Critical analysis essentially involves reading and thinking widely about an issue in order to develop a deep understanding and a point of view in relation to the issue. Students coming from school and college tend to see this in terms of pros and cons, or advantages and disadvantages and this is a useful starting point at Levels 1 and 2.
However, as you progress to Level 3 and beyond, you are expected to demonstrate a more sophisticated approach to critical analysis. This involves:
- identifying a range of relevant concepts, theories and models which help you understand an issue
- identifying relevant issues and sub-issues and associated problems, benefits, challenges, drawbacks, limitations
- showing that you understand the different perspectives presented in the literature around these issues, concepts, theories and models
- showing that you recognise the weight of these perspectives in the literature – what is the consensus of opinion on an issue or perspective? Is there broad agreement on an issue, is opinion roughly equally divided, or is a perspective held by only one or two writers?
At its heart, critical analysis involves asking questions: "What...", "How...", "Why...", "So what..."
You will read a variety of sources throughout your degree programme: textbooks, research articles, government and corporate reports, policy documents, organisational websites.
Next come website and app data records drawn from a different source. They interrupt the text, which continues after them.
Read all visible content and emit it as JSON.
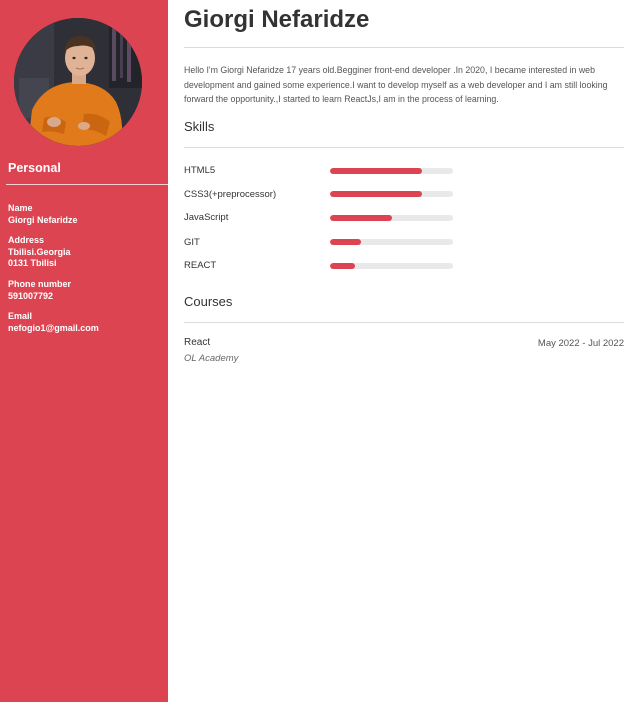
{
  "personal": {
    "heading": "Personal",
    "name_label": "Name",
    "name_value": "Giorgi Nefaridze",
    "address_label": "Address",
    "address_line1": "Tbilisi.Georgia",
    "address_line2": "0131 Tbilisi",
    "phone_label": "Phone number",
    "phone_value": "591007792",
    "email_label": "Email",
    "email_value": "nefogio1@gmail.com"
  },
  "header": {
    "name": "Giorgi Nefaridze"
  },
  "bio": "Hello I'm Giorgi Nefaridze 17 years old.Begginer front-end developer .In 2020, I became interested in web development and gained some experience.I want to develop myself as a web developer and I am still looking forward the opportunity.,I started to learn ReactJs,I am in the process of learning.",
  "skills": {
    "heading": "Skills",
    "items": [
      {
        "name": "HTML5",
        "level": 0.75
      },
      {
        "name": "CSS3(+preprocessor)",
        "level": 0.75
      },
      {
        "name": "JavaScript",
        "level": 0.5
      },
      {
        "name": "GIT",
        "level": 0.25
      },
      {
        "name": "REACT",
        "level": 0.2
      }
    ]
  },
  "courses": {
    "heading": "Courses",
    "items": [
      {
        "name": "React",
        "dates": "May 2022 - Jul 2022",
        "org": "OL Academy"
      }
    ]
  },
  "colors": {
    "accent": "#dc4452",
    "track": "#e9e9e9"
  }
}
It is useful to have in mind questions as you explore the definitions, key points of view /arguments, theories/models and policies discussed in these sources.
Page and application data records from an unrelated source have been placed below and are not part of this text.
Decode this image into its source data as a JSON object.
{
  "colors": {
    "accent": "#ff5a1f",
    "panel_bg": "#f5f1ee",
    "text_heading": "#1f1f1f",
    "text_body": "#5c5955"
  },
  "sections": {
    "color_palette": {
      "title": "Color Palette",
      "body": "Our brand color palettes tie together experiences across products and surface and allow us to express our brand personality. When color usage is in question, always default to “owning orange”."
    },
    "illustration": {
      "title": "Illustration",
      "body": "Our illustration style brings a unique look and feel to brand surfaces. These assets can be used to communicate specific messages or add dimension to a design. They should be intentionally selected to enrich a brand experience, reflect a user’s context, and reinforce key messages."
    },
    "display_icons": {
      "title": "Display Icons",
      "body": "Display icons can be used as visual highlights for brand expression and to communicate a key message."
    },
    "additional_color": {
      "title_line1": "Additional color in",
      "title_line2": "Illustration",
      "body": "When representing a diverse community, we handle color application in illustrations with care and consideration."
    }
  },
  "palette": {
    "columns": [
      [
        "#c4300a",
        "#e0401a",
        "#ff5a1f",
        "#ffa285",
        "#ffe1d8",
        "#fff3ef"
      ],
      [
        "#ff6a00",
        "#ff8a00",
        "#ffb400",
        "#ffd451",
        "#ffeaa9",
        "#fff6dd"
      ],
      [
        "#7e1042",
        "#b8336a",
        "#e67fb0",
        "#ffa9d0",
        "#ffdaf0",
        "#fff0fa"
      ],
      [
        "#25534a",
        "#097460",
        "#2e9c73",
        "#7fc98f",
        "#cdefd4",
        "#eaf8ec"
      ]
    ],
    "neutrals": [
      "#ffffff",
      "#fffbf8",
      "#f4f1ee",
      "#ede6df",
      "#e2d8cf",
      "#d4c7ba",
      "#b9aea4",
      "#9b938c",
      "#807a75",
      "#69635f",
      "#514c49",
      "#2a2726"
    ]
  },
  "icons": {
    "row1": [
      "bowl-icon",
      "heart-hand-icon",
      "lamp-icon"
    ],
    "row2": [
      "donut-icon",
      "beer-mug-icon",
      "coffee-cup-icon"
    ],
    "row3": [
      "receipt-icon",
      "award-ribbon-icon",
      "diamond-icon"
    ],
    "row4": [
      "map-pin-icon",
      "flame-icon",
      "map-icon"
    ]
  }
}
Click on this link for examples of questions that can direct critical analysis